Horseshit on Route 66
Vada Vada · September 8, 2022
The experimental rock duo of unreasonably handsome Californian twins known as The Garden returned earlier this month with their fifth studio album, Horseshit on Route 66. While the release is fairly brief, only clocking in at about 25 minutes, it packs a massive punch both in the abrasive sound it brings to the table and the contexts in which they put that sound. There are some misses at points, but there is enough sonic variety to maintain full attention for the album’s duration. It is their most solid overall release to date, hands down.
Horseshit on Route 66 firmly earns the title of experimental throughout its runtime, more so than previous The Garden releases. Luckily, it works substantially more often than it doesn’t: for example, the song “Freight Yard” seems to be a fairly straightforward indie rock song with some cool vocal samples and percussive metal clanks, but around the halfway point there’s a massive sonic freakout – and then it just returns to the original riff until the end like nothing happened. It’s definitely jarring upon first listen, but sounds better after a few playthroughs. The lead single for this album, “Orange County Punk Rock Legend,” incorporates some heavy, rattling bass that works surprisingly well. The song also has an interesting guitar riff that sounds like an indietronica melody. “X in the Dirt,” meanwhile, plays with some dissonant melodies during the verse that exude an infectious, manic energy. There was clearly no shortage of interesting ideas flowing when the twins were writing this album.
It’s interesting to note how many different genres The Garden pulls from on this album; on some tracks you can tell exactly who the artists and genres influences are. For example, “Puerta de Limosina” is unambiguously a hardcore punk track, in the same vein as Minor Threat or a late Misfits record – fast, heavy, and chaotic. There are a few other examples of late punk worship on this album, such as “Oc93” and the titular “Horseshit on Route 66.” In fact, that’s probably the most omnipresent genre on the record, evidenced by the obvious punk aesthetics on the cover of the album. That’s by no means the only source material, though: there’s some gabber influence and Andy Morin worship on “What Else Could I Be But a Jester,” for example. It’s interesting to note that The Garden collaborated with Morin on a single last year, “French Kiss the Abyss,” that previewed their sound on this album. There’s even some twinges of the late 70’s New York no-wave scene on parts of this album, especially on the intro track “Haunted House on Zillow” and “Squished Face Slick Pig Living in a Smokey City.” Between all these influences, it’s a really intriguing collection of sounds packed into just 25 minutes.
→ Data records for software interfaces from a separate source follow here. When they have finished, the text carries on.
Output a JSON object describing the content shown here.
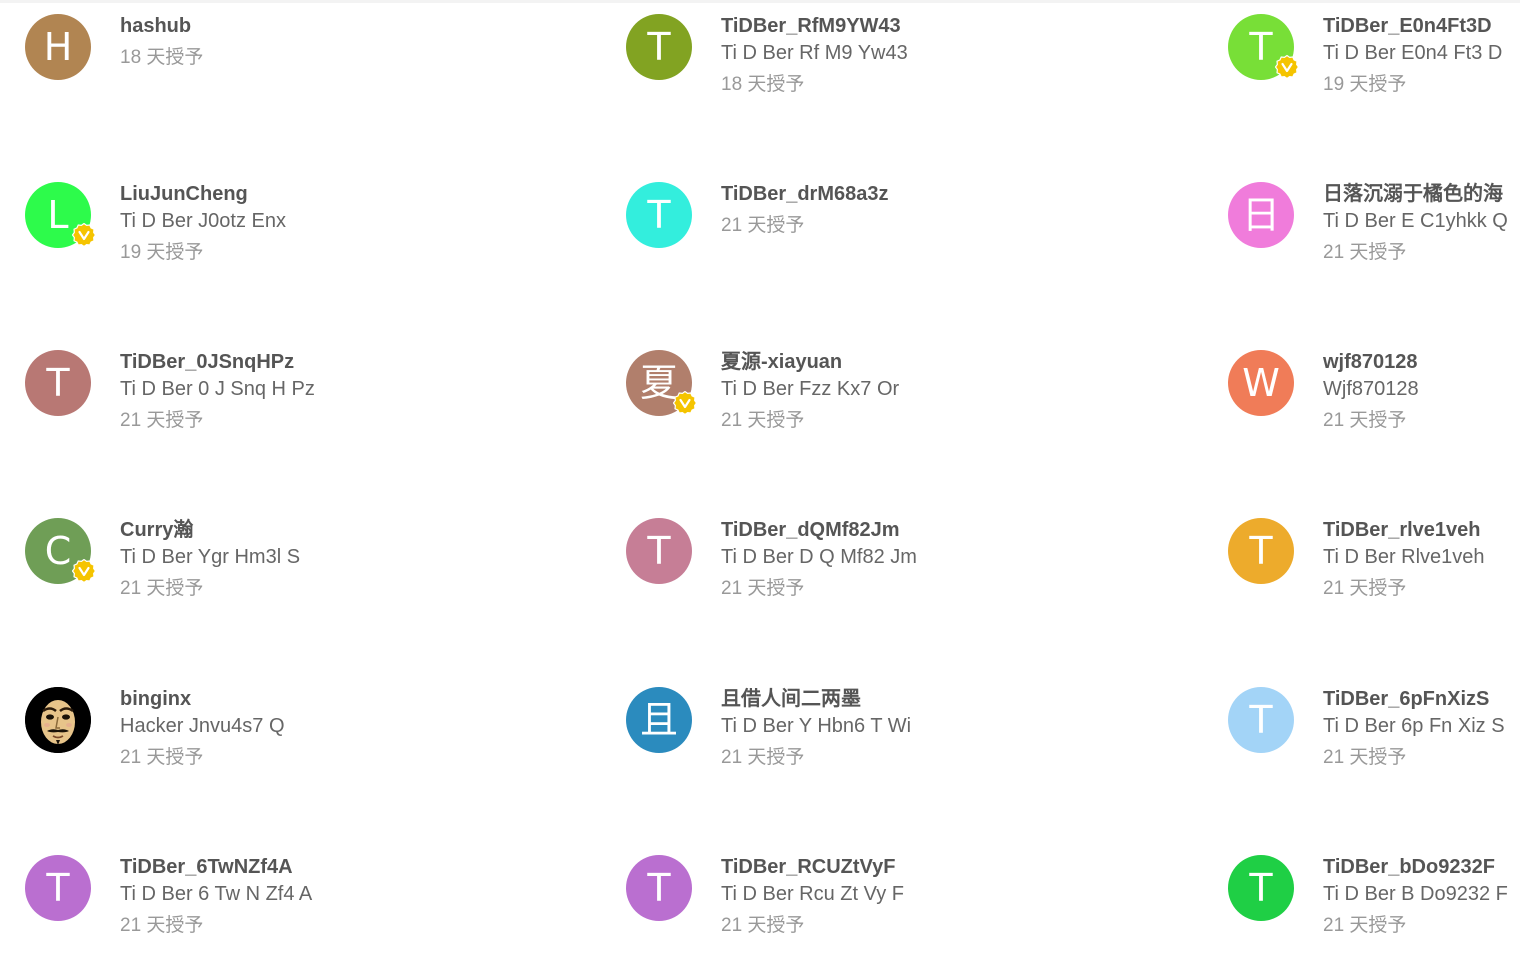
{
  "colors": {
    "badge": "#F5C400",
    "name_text": "#555555",
    "subtitle_text": "#666666",
    "time_text": "#999999"
  },
  "users": [
    {
      "name": "hashub",
      "subtitle": "",
      "time": "18 天授予",
      "avatar_letter": "H",
      "avatar_color": "#B18552",
      "verified": false
    },
    {
      "name": "TiDBer_RfM9YW43",
      "subtitle": "Ti D Ber Rf M9 Yw43",
      "time": "18 天授予",
      "avatar_letter": "T",
      "avatar_color": "#82A322",
      "verified": false
    },
    {
      "name": "TiDBer_E0n4Ft3D",
      "subtitle": "Ti D Ber E0n4 Ft3 D",
      "time": "19 天授予",
      "avatar_letter": "T",
      "avatar_color": "#78DF37",
      "verified": true
    },
    {
      "name": "LiuJunCheng",
      "subtitle": "Ti D Ber J0otz Enx",
      "time": "19 天授予",
      "avatar_letter": "L",
      "avatar_color": "#2DFB4B",
      "verified": true
    },
    {
      "name": "TiDBer_drM68a3z",
      "subtitle": "",
      "time": "21 天授予",
      "avatar_letter": "T",
      "avatar_color": "#33EEDD",
      "verified": false
    },
    {
      "name": "日落沉溺于橘色的海",
      "subtitle": "Ti D Ber E C1yhkk Q",
      "time": "21 天授予",
      "avatar_letter": "日",
      "avatar_color": "#F07CDB",
      "verified": false
    },
    {
      "name": "TiDBer_0JSnqHPz",
      "subtitle": "Ti D Ber 0 J Snq H Pz",
      "time": "21 天授予",
      "avatar_letter": "T",
      "avatar_color": "#B87874",
      "verified": false
    },
    {
      "name": "夏源-xiayuan",
      "subtitle": "Ti D Ber Fzz Kx7 Or",
      "time": "21 天授予",
      "avatar_letter": "夏",
      "avatar_color": "#B17F6C",
      "verified": true
    },
    {
      "name": "wjf870128",
      "subtitle": "Wjf870128",
      "time": "21 天授予",
      "avatar_letter": "W",
      "avatar_color": "#F07C58",
      "verified": false
    },
    {
      "name": "Curry瀚",
      "subtitle": "Ti D Ber Ygr Hm3l S",
      "time": "21 天授予",
      "avatar_letter": "C",
      "avatar_color": "#6F9E56",
      "verified": true
    },
    {
      "name": "TiDBer_dQMf82Jm",
      "subtitle": "Ti D Ber D Q Mf82 Jm",
      "time": "21 天授予",
      "avatar_letter": "T",
      "avatar_color": "#C67E96",
      "verified": false
    },
    {
      "name": "TiDBer_rlve1veh",
      "subtitle": "Ti D Ber Rlve1veh",
      "time": "21 天授予",
      "avatar_letter": "T",
      "avatar_color": "#EDAB2C",
      "verified": false
    },
    {
      "name": "binginx",
      "subtitle": "Hacker Jnvu4s7 Q",
      "time": "21 天授予",
      "avatar_letter": "",
      "avatar_color": "#000000",
      "verified": false,
      "avatar_image": "mask-icon"
    },
    {
      "name": "且借人间二两墨",
      "subtitle": "Ti D Ber Y Hbn6 T Wi",
      "time": "21 天授予",
      "avatar_letter": "且",
      "avatar_color": "#2B8BBE",
      "verified": false
    },
    {
      "name": "TiDBer_6pFnXizS",
      "subtitle": "Ti D Ber 6p Fn Xiz S",
      "time": "21 天授予",
      "avatar_letter": "T",
      "avatar_color": "#A3D4F7",
      "verified": false
    },
    {
      "name": "TiDBer_6TwNZf4A",
      "subtitle": "Ti D Ber 6 Tw N Zf4 A",
      "time": "21 天授予",
      "avatar_letter": "T",
      "avatar_color": "#BA6FD0",
      "verified": false
    },
    {
      "name": "TiDBer_RCUZtVyF",
      "subtitle": "Ti D Ber Rcu Zt Vy F",
      "time": "21 天授予",
      "avatar_letter": "T",
      "avatar_color": "#BA6FD0",
      "verified": false
    },
    {
      "name": "TiDBer_bDo9232F",
      "subtitle": "Ti D Ber B Do9232 F",
      "time": "21 天授予",
      "avatar_letter": "T",
      "avatar_color": "#1FCF45",
      "verified": false
    }
  ]
}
There are definitely points where the band delves too deep into abstract sound, or where the experiment goes awry, so to speak. While “Squished Face Slick Pig Living in a Smokey City” has some cool sounds going on, the hook becomes more annoying and tedious than anything – not in the way Michael Gira’s vocals on an early Swans track emits certain anguish and anger through tedium, but instead more like an annoying little brother yelling the same phrase into your ear about a hundred times. A similar case is the last half of “Horseshit on Route 66,” where there is another sonic freakout that is much less structured, less impactful, and perhaps less thought out. Given the short runtime of the album, these negative points stick out more than usual. Perhaps in future releases, they will iron out the kinks in their formula and deliver more consistent material, especially after having grown more acquainted with writing and producing this type of material.
That being said, the way in which The Garden plays with sound on this album works more often than not. The mix of songs here is eclectic, but it all comes together cohesively in the end, which is an accomplishment in and of itself. Horseshit on Route 66 is worth a listen for that reason alone.
The Garden comes to Boston on Oct. 4, at Big Night Live.